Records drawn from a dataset

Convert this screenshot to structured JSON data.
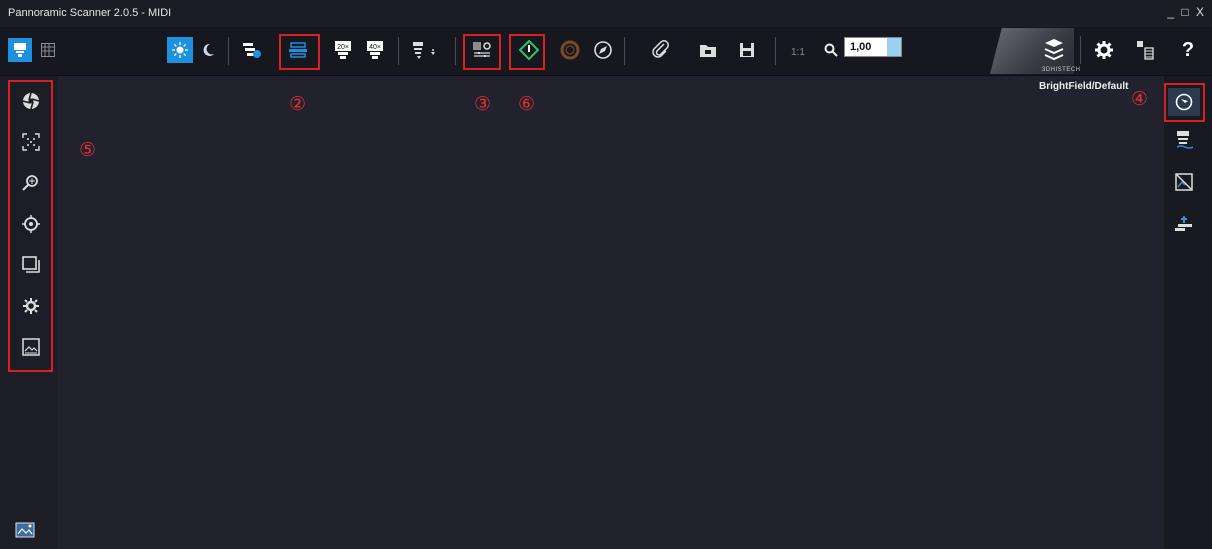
{
  "window": {
    "title": "Pannoramic Scanner 2.0.5 - MIDI",
    "controls": "_ □ X"
  },
  "toolbar": {
    "zoom_ratio_label": "1:1",
    "zoom_value": "1,00",
    "logo_text": "3DHISTECH"
  },
  "mode_label": "BrightField/Default",
  "markers": {
    "m2": "②",
    "m3": "③",
    "m4": "④",
    "m5": "⑤",
    "m6": "⑥"
  },
  "colors": {
    "accent": "#1e90e0",
    "highlight_box": "#d82222",
    "background": "#22222e",
    "start_green": "#2ec860"
  },
  "icons": {
    "left_tools": [
      "aperture-icon",
      "focus-points-icon",
      "zoom-scan-icon",
      "target-icon",
      "stack-icon",
      "gear-scan-icon",
      "image-preview-icon"
    ],
    "right_tools": [
      "compass-icon",
      "filter-icon",
      "no-image-icon",
      "stage-icon"
    ]
  }
}
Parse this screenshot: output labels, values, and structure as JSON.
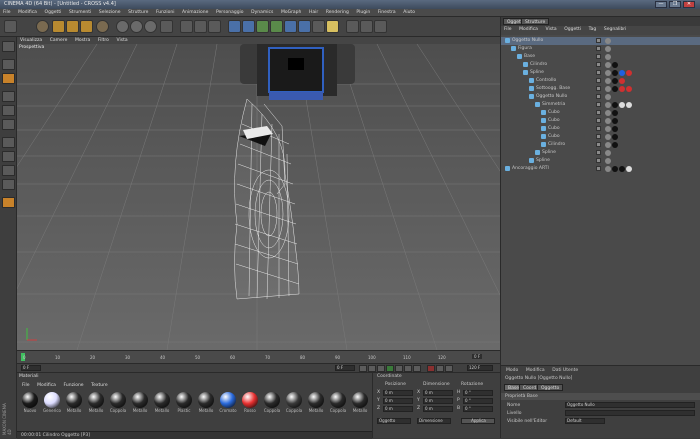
{
  "app": {
    "title": "CINEMA 4D (64 Bit) - [Untitled - CROSS v4.4]",
    "window_buttons": [
      "—",
      "❐",
      "✕"
    ]
  },
  "menubar": [
    "File",
    "Modifica",
    "Oggetti",
    "Strumenti",
    "Selezione",
    "Strutture",
    "Funzioni",
    "Animazione",
    "Personaggio",
    "Dynamics",
    "MoGraph",
    "Hair",
    "Rendering",
    "Plugin",
    "Finestra",
    "Aiuto"
  ],
  "toolbar": {
    "icons": [
      "undo-icon",
      "live-select-icon",
      "move-icon",
      "scale-icon",
      "rotate-icon",
      "last-tool-icon",
      "x-axis-icon",
      "y-axis-icon",
      "z-axis-icon",
      "coord-system-icon",
      "render-view-icon",
      "render-picture-icon",
      "render-settings-icon",
      "cube-icon",
      "spline-pen-icon",
      "subdivision-icon",
      "array-icon",
      "deformer-icon",
      "floor-icon",
      "camera-icon",
      "light-icon",
      "tag-icon",
      "make-editable-icon",
      "layout-icon"
    ]
  },
  "viewport": {
    "menu": [
      "Visualizza",
      "Camere",
      "Mostra",
      "Filtro",
      "Vista"
    ],
    "label": "Prospettiva"
  },
  "timeline": {
    "ticks": [
      "0",
      "10",
      "20",
      "30",
      "40",
      "50",
      "60",
      "70",
      "80",
      "90",
      "100",
      "110",
      "120"
    ],
    "end_label": "0 F",
    "current_frame": "0 F",
    "start_field": "0 F",
    "end_field": "120 F"
  },
  "materials": {
    "title": "Materiali",
    "menu": [
      "File",
      "Modifica",
      "Funzione",
      "Texture"
    ],
    "row1": [
      {
        "name": "Nuovo",
        "color": "#1a1a1a"
      },
      {
        "name": "Generico",
        "color": "#dcdcff"
      },
      {
        "name": "Metallo",
        "color": "#2a2a2a"
      },
      {
        "name": "Metallo",
        "color": "#2a2a2a"
      },
      {
        "name": "Coppola",
        "color": "#2a2a2a"
      },
      {
        "name": "Metallo",
        "color": "#2a2a2a"
      },
      {
        "name": "Metallo",
        "color": "#2a2a2a"
      },
      {
        "name": "Plastic",
        "color": "#2a2a2a"
      },
      {
        "name": "Metallo",
        "color": "#2a2a2a"
      },
      {
        "name": "Cromato",
        "color": "#2a6adc"
      },
      {
        "name": "Rosso",
        "color": "#e83030"
      },
      {
        "name": "Coppola",
        "color": "#2a2a2a"
      },
      {
        "name": "Coppola",
        "color": "#3a3a3a"
      },
      {
        "name": "Metallo",
        "color": "#2a2a2a"
      },
      {
        "name": "Coppola",
        "color": "#2a2a2a"
      },
      {
        "name": "Metallo",
        "color": "#2a2a2a"
      }
    ],
    "status": "00:00:01  Cilindro Oggetto [P3]"
  },
  "coordinates": {
    "title": "Coordinate",
    "headers": [
      "Posizione",
      "Dimensione",
      "Rotazione"
    ],
    "rows": [
      {
        "axis": "X",
        "pos": "0 m",
        "dim": "0 m",
        "rot_axis": "H",
        "rot": "0 °"
      },
      {
        "axis": "Y",
        "pos": "0 m",
        "dim": "0 m",
        "rot_axis": "P",
        "rot": "0 °"
      },
      {
        "axis": "Z",
        "pos": "0 m",
        "dim": "0 m",
        "rot_axis": "B",
        "rot": "0 °"
      }
    ],
    "mode_select": "Oggetto",
    "size_select": "Dimensione",
    "apply_label": "Applica"
  },
  "object_manager": {
    "tabs": [
      "Oggetti",
      "Strutture"
    ],
    "menu": [
      "File",
      "Modifica",
      "Vista",
      "Oggetti",
      "Tag",
      "Segnalibri"
    ],
    "objects": [
      {
        "name": "Oggetto Nullo",
        "indent": 0,
        "tags": [
          "#888888"
        ]
      },
      {
        "name": "Figura",
        "indent": 1,
        "tags": [
          "#888888"
        ]
      },
      {
        "name": "Base",
        "indent": 2,
        "tags": [
          "#888888"
        ]
      },
      {
        "name": "Cilindro",
        "indent": 3,
        "tags": [
          "#888888",
          "#111111"
        ]
      },
      {
        "name": "Spline",
        "indent": 3,
        "tags": [
          "#888888",
          "#111111",
          "#2060e0",
          "#d03030"
        ]
      },
      {
        "name": "Controllo",
        "indent": 4,
        "tags": [
          "#888888",
          "#111111",
          "#d03030"
        ]
      },
      {
        "name": "Sottoogg. Base",
        "indent": 4,
        "tags": [
          "#888888",
          "#111111",
          "#d03030",
          "#d03030"
        ]
      },
      {
        "name": "Oggetto Nullo",
        "indent": 4,
        "tags": [
          "#888888"
        ]
      },
      {
        "name": "Simmetria",
        "indent": 5,
        "tags": [
          "#888888",
          "#111111",
          "#dddddd",
          "#dddddd"
        ]
      },
      {
        "name": "Cubo",
        "indent": 6,
        "tags": [
          "#888888",
          "#111111"
        ]
      },
      {
        "name": "Cubo",
        "indent": 6,
        "tags": [
          "#888888",
          "#111111"
        ]
      },
      {
        "name": "Cubo",
        "indent": 6,
        "tags": [
          "#888888",
          "#111111"
        ]
      },
      {
        "name": "Cubo",
        "indent": 6,
        "tags": [
          "#888888",
          "#111111"
        ]
      },
      {
        "name": "Cilindro",
        "indent": 6,
        "tags": [
          "#888888",
          "#111111"
        ]
      },
      {
        "name": "Spline",
        "indent": 5,
        "tags": [
          "#888888"
        ]
      },
      {
        "name": "Spline",
        "indent": 4,
        "tags": [
          "#888888"
        ]
      },
      {
        "name": "Ancoraggio ARTI",
        "indent": 0,
        "tags": [
          "#888888",
          "#111111",
          "#111111",
          "#dddddd"
        ]
      }
    ]
  },
  "attributes": {
    "menu": [
      "Modo",
      "Modifica",
      "Dati Utente"
    ],
    "header": "Oggetto Nullo [Oggetto Nullo]",
    "tabs": [
      "Base",
      "Coord.",
      "Oggetto"
    ],
    "section": "Proprietà Base",
    "fields": [
      {
        "label": "Nome",
        "value": "Oggetto Nullo"
      },
      {
        "label": "Livello",
        "value": ""
      },
      {
        "label": "Visibile nell'Editor",
        "value": "Default"
      }
    ]
  },
  "vertical_label": "MAXON CINEMA 4D"
}
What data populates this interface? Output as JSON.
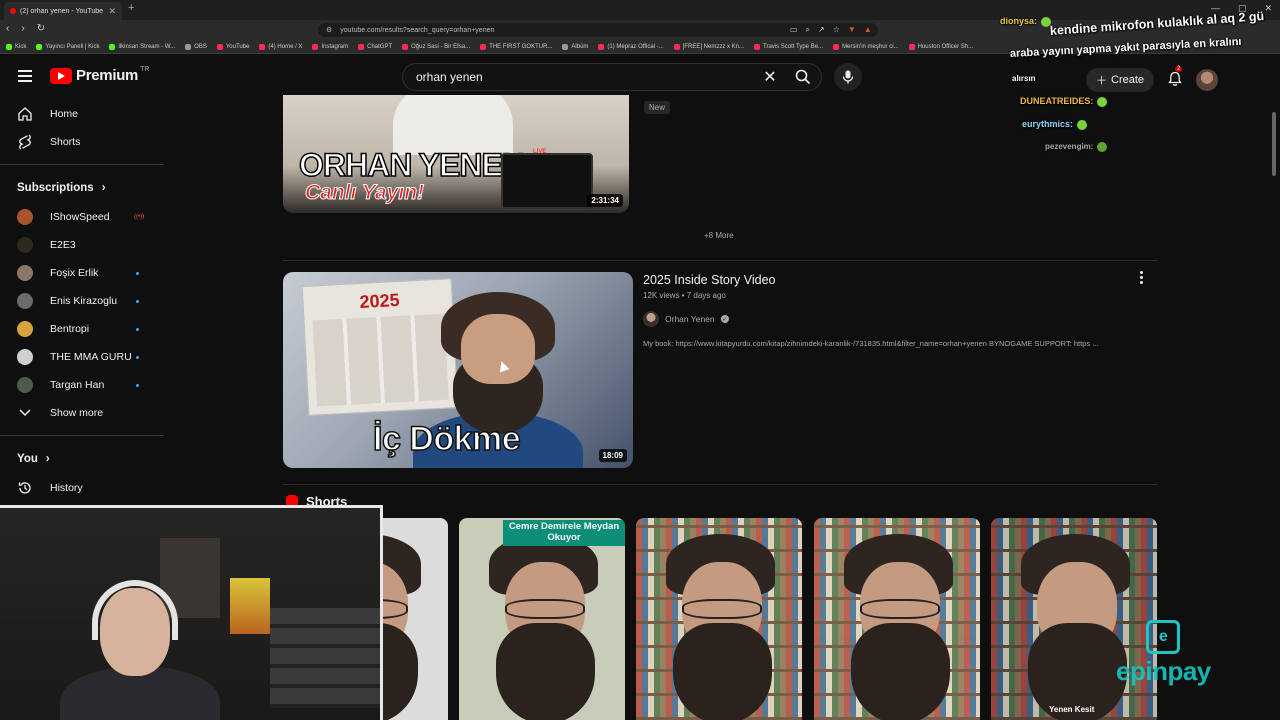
{
  "browser": {
    "tab_title": "(2) orhan yenen - YouTube",
    "url": "youtube.com/results?search_query=orhan+yenen",
    "bookmarks": [
      "Kick",
      "Yayıncı Paneli | Kick",
      "ilkinsan Stream - W...",
      "OBS",
      "YouTube",
      "(4) Home / X",
      "Instagram",
      "ChatGPT",
      "Oğuz Sasi - Bir Efsa...",
      "THE FIRST GOKTUR...",
      "Albüm",
      "(1) Mepraz Offical -...",
      "[FREE] Nemzzz x Kn...",
      "Travis Scott Type Be...",
      "Mersin'in meşhur ci...",
      "Houston Officer Sh..."
    ]
  },
  "header": {
    "logo": "Premium",
    "region": "TR",
    "search_query": "orhan yenen",
    "create_label": "Create",
    "notification_count": "2"
  },
  "sidebar": {
    "nav": [
      {
        "label": "Home",
        "icon": "home-icon"
      },
      {
        "label": "Shorts",
        "icon": "shorts-icon"
      }
    ],
    "subscriptions_label": "Subscriptions",
    "subscriptions": [
      {
        "label": "IShowSpeed",
        "status": "live",
        "color": "#a8552f"
      },
      {
        "label": "E2E3",
        "status": "",
        "color": "#2d2a1e"
      },
      {
        "label": "Foşix Erlik",
        "status": "new",
        "color": "#8a7766"
      },
      {
        "label": "Enis Kirazoglu",
        "status": "new",
        "color": "#6b6b6b"
      },
      {
        "label": "Bentropi",
        "status": "new",
        "color": "#d8a23a"
      },
      {
        "label": "THE MMA GURU",
        "status": "new",
        "color": "#cfcfcf"
      },
      {
        "label": "Targan Han",
        "status": "new",
        "color": "#4d5b4a"
      }
    ],
    "show_more": "Show more",
    "you_label": "You",
    "history_label": "History"
  },
  "results": {
    "top_video": {
      "thumb_title": "ORHAN YENEN",
      "thumb_subtitle": "Canlı Yayın!",
      "thumb_live": "LIVE",
      "duration": "2:31:34",
      "badge": "New"
    },
    "more_label": "+8 More",
    "video": {
      "title": "2025 Inside Story Video",
      "views": "12K views",
      "age": "7 days ago",
      "channel": "Orhan Yenen",
      "description": "My book: https://www.kitapyurdu.com/kitap/zihnimdeki-karanlik-/731835.html&filter_name=orhan+yenen BYNOGAME SUPPORT: https ...",
      "thumb_year": "2025",
      "thumb_text": "İç Dökme",
      "duration": "18:09"
    },
    "shorts_label": "Shorts",
    "shorts": [
      {
        "caption": "",
        "watermark": ""
      },
      {
        "caption": "Cemre Demirele Meydan Okuyor",
        "watermark": ""
      },
      {
        "caption": "",
        "watermark": ""
      },
      {
        "caption": "",
        "watermark": ""
      },
      {
        "caption": "",
        "watermark": "Yenen Kesit"
      }
    ]
  },
  "overlay": {
    "chat": [
      {
        "user": "dionysa:",
        "text": ""
      },
      {
        "user": "",
        "text": "kendine mikrofon kulaklık al aq 2 gü"
      },
      {
        "user": "",
        "text": "araba yayını yapma yakıt parasıyla en kralını"
      },
      {
        "user": "",
        "text": "alırsın"
      },
      {
        "user": "DUNEATREIDES:",
        "text": ""
      },
      {
        "user": "eurythmics:",
        "text": ""
      },
      {
        "user": "pezevengim:",
        "text": ""
      }
    ],
    "sponsor": "epinpay"
  }
}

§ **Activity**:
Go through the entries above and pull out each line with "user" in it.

§ **Your response**:
        "user": "dionysa:",
        "user": "",
        "user": "",
        "user": "",
        "user": "DUNEATREIDES:",
        "user": "eurythmics:",
        "user": "pezevengim:",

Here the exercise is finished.